I through out all his tiles and picked up a green and red. Then I placed a monument for Green and Blue. I didn’t worry about the Blue, letting someone else take it, since I was more concerned with boosting my own score. After two turns, I was already up to 4.

Unfortunately, people kept handing Gili 5 point conflict victories in various colors. And she had been losing until now, too. On my last turn, I made it to 5 points and I tried to end the game through a conflict by tossing out 4 tiles. Unfortunately again, I should have just tossed out all my tiles, as I was one tile short of ending the game, which let Gili have one more turn.

Either way, I wasn’t going to win, but I did pretty well considering my starting position.

Lord of the Rings: the Confrontation

Elijah+, Zack

Zack was fresh off of his victory in BMC, but he rarely wins this game against Elijah.


Zack/Elijah 335, Adam/Gili 265

They played three hands. Elijah and Zack took the lead in the first hand, and then the next two hands were 300 point swings either way.


Zack+, Elijah

Zack wanted to play, and Elijah fought to the bitter end.


Jon, Dylan, Adam, David, Elijah, Zack

We played two games, one with me Master, and one with Dylan master. My rule was “All objects pointing different directions” which stymied them for a good number of round. Dylan eventually guessed it.

Dylan then stymied everyone else (I was off playing Bridge) and had to reveal the rule when I kicked everyone out for the evening. His rule was “A prime number of pips”, which Adam cried foul, saying that even if he thought of that he would hev rejected it as too complicated.


Nadine/Zack|Jon, Ben/Binyamin

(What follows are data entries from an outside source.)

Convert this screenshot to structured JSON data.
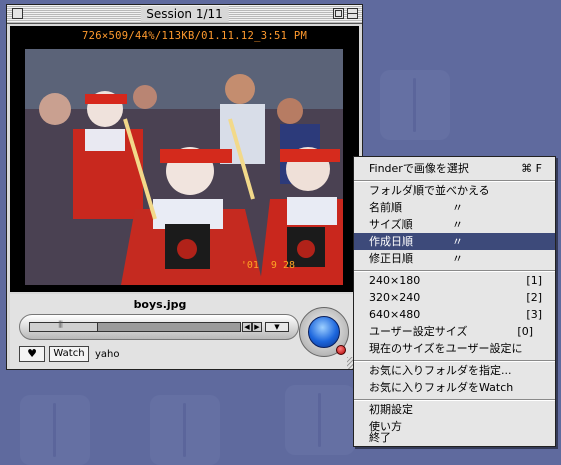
{
  "window": {
    "title": "Session 1/11",
    "info_line": "726×509/44%/113KB/01.11.12_3:51 PM",
    "photo_stamp": "'01  9 28",
    "filename": "boys.jpg",
    "heart_label": "♥",
    "watch_label": "Watch",
    "user_label": "yaho",
    "seek_position": 0.32
  },
  "context_menu": {
    "highlighted_index": 4,
    "items": [
      {
        "label": "Finderで画像を選択",
        "value": "",
        "shortcut": "⌘ F"
      },
      {
        "label": "フォルダ順で並べかえる",
        "value": "",
        "shortcut": ""
      },
      {
        "label": "名前順",
        "value": "〃",
        "shortcut": ""
      },
      {
        "label": "サイズ順",
        "value": "〃",
        "shortcut": ""
      },
      {
        "label": "作成日順",
        "value": "〃",
        "shortcut": ""
      },
      {
        "label": "修正日順",
        "value": "〃",
        "shortcut": ""
      },
      {
        "label": "240×180",
        "value": "",
        "shortcut": "[1]"
      },
      {
        "label": "320×240",
        "value": "",
        "shortcut": "[2]"
      },
      {
        "label": "640×480",
        "value": "",
        "shortcut": "[3]"
      },
      {
        "label": "ユーザー設定サイズ",
        "value": "",
        "shortcut": "[0]"
      },
      {
        "label": "現在のサイズをユーザー設定に",
        "value": "",
        "shortcut": ""
      },
      {
        "label": "お気に入りフォルダを指定...",
        "value": "",
        "shortcut": ""
      },
      {
        "label": "お気に入りフォルダをWatch",
        "value": "",
        "shortcut": ""
      },
      {
        "label": "初期設定",
        "value": "",
        "shortcut": ""
      },
      {
        "label": "使い方",
        "value": "",
        "shortcut": ""
      },
      {
        "label": "終了",
        "value": "",
        "shortcut": ""
      }
    ]
  },
  "colors": {
    "desktop": "#5f6a9e",
    "highlight": "#3d4a7a",
    "info_text": "#ff9a2e"
  }
}
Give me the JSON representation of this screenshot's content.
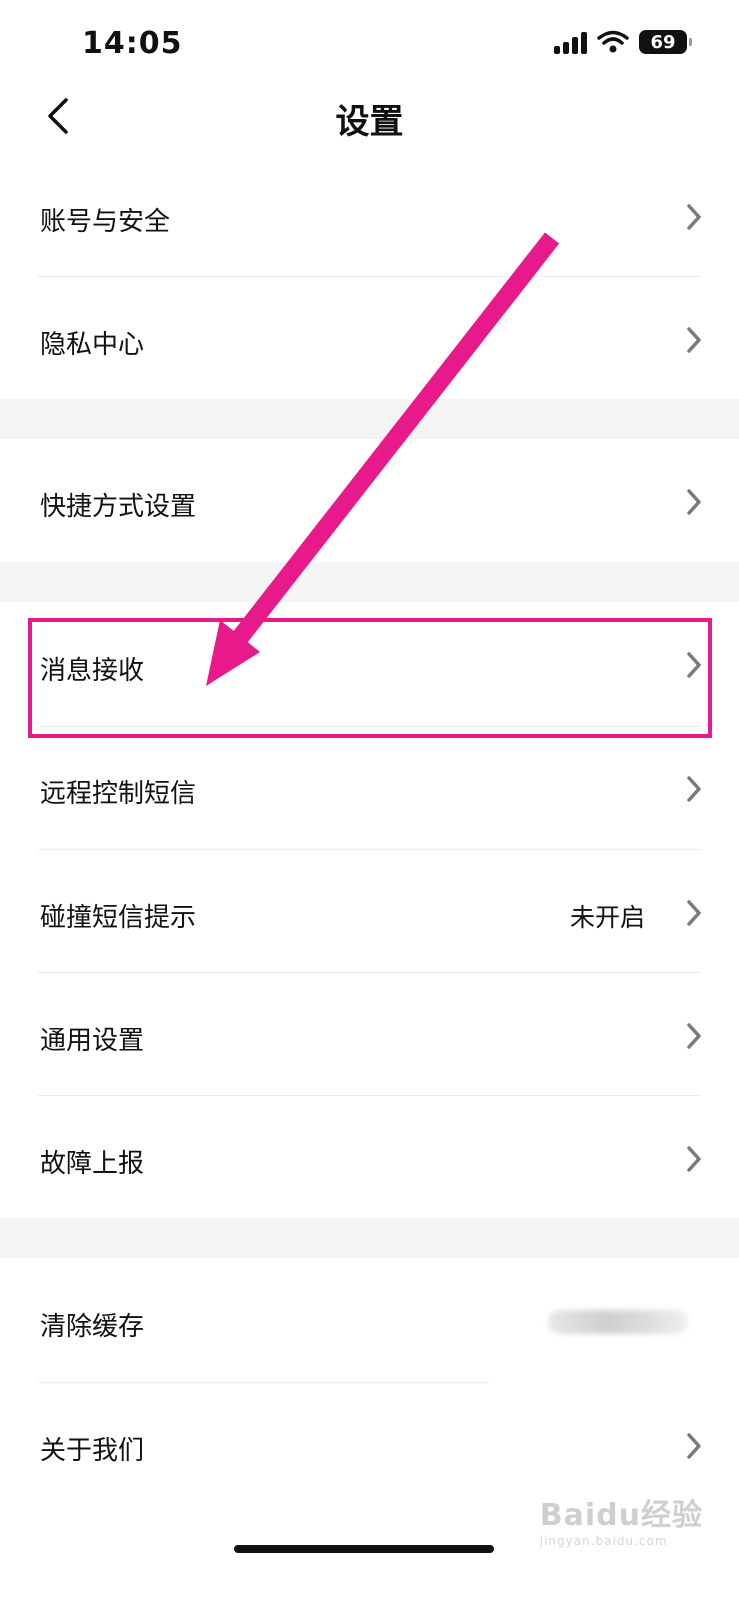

We sure seem to be playing more and more Bridge. They taught Zack how to play, and then he went over to Zendo while I filled in for him.

Nadine and I had most of the hands, although nothing extravagant. I played 4 out of 5 of them.

The Menorah Game

Jon 46, Dylan 36

Dylan 52, Jon 40

I taught Dylan this. Unfortunately, he’s not much into auction games.


Jon++, Dylan

I also taught (or re-taught) Dylan this. As he is a smart fellow, I simply gave him first move on a 9 by 9 board. The first game was rather close, but in the second he made a serious mistake which let me live on a large section of the board.

Great Game.


Dylan+, Jon

I almost never get to play this deceptively simple and under-appreciated game. I figured Dylan would be willing. We played while simultaneously playing Zendo.

I made a small mistake (are there any others in Checkers?) which prevented me from keeping parity with his jumps. Once ahead, he was able to corner me into resigning.